This is a 26-year-old female with some swelling and radiolucency of the anterior mandible (Figure 1) of approximately four years' duration. The swelling is described to be four cm in size and causing slight tooth mobility. The patient complained of mild pain, especially with movement of the incisor teeth. There was no parenthesia. One month prior to this presentation, tooth #24 was endodontically treated and was found to be non-vital by the referring dentist. Clinical examination revealed slight expansion of the anterior buccal and lingual vestibules. With the exception of tooth #24, all of the anterior teeth tested vital. A sectional CT showed some expansion of the anterior mandible with significant thinning of the cortices, especially on the lingual aspect where there were areas in which the cortex could not be visualized.

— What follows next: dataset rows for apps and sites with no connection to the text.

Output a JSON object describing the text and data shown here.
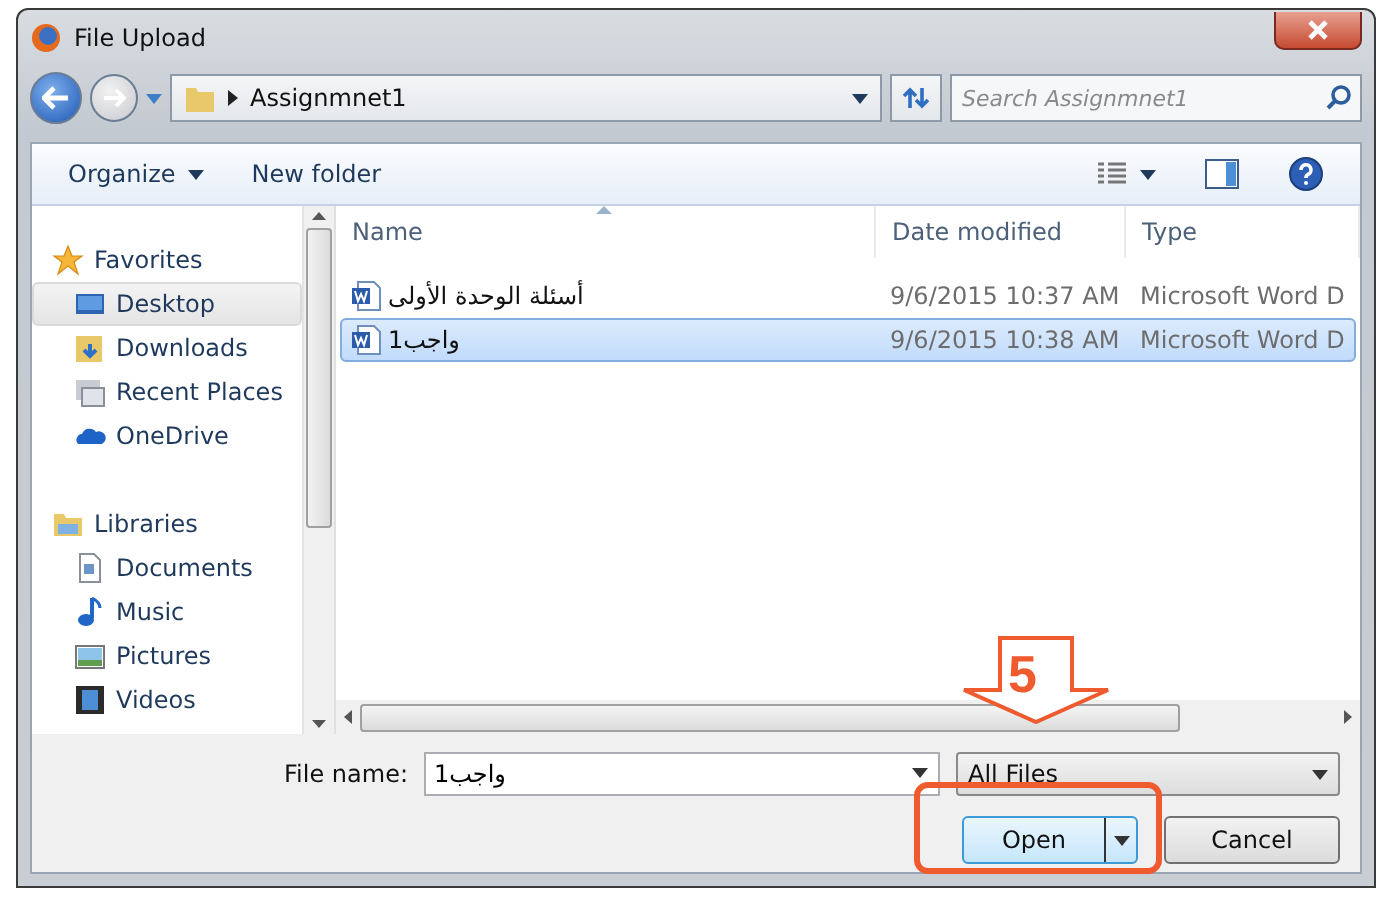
{
  "window": {
    "title": "File Upload"
  },
  "address": {
    "path": "Assignmnet1"
  },
  "search": {
    "placeholder": "Search Assignmnet1"
  },
  "toolbar": {
    "organize": "Organize",
    "new_folder": "New folder"
  },
  "sidebar": {
    "groups": [
      {
        "label": "Favorites",
        "kind": "favorites",
        "items": [
          {
            "label": "Desktop",
            "kind": "desktop",
            "selected": true
          },
          {
            "label": "Downloads",
            "kind": "downloads",
            "selected": false
          },
          {
            "label": "Recent Places",
            "kind": "recent",
            "selected": false
          },
          {
            "label": "OneDrive",
            "kind": "cloud",
            "selected": false
          }
        ]
      },
      {
        "label": "Libraries",
        "kind": "libraries",
        "items": [
          {
            "label": "Documents",
            "kind": "documents",
            "selected": false
          },
          {
            "label": "Music",
            "kind": "music",
            "selected": false
          },
          {
            "label": "Pictures",
            "kind": "pictures",
            "selected": false
          },
          {
            "label": "Videos",
            "kind": "videos",
            "selected": false
          }
        ]
      }
    ]
  },
  "file_list": {
    "columns": [
      "Name",
      "Date modified",
      "Type"
    ],
    "rows": [
      {
        "name": "أسئلة الوحدة الأولى",
        "date": "9/6/2015 10:37 AM",
        "type": "Microsoft Word D",
        "selected": false
      },
      {
        "name": "واجب1",
        "date": "9/6/2015 10:38 AM",
        "type": "Microsoft Word D",
        "selected": true
      }
    ]
  },
  "file_name": {
    "label": "File name:",
    "value": "واجب1"
  },
  "filter": {
    "value": "All Files"
  },
  "buttons": {
    "open": "Open",
    "cancel": "Cancel"
  },
  "annotation": {
    "step": "5"
  }
}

Figure 1 This radiograph was taken in first clinical presentation. Note the relatively well-demarcated and partially corticated radiolucency anterior mandible. It is in the vicinity of the endodontically treated tooth #24.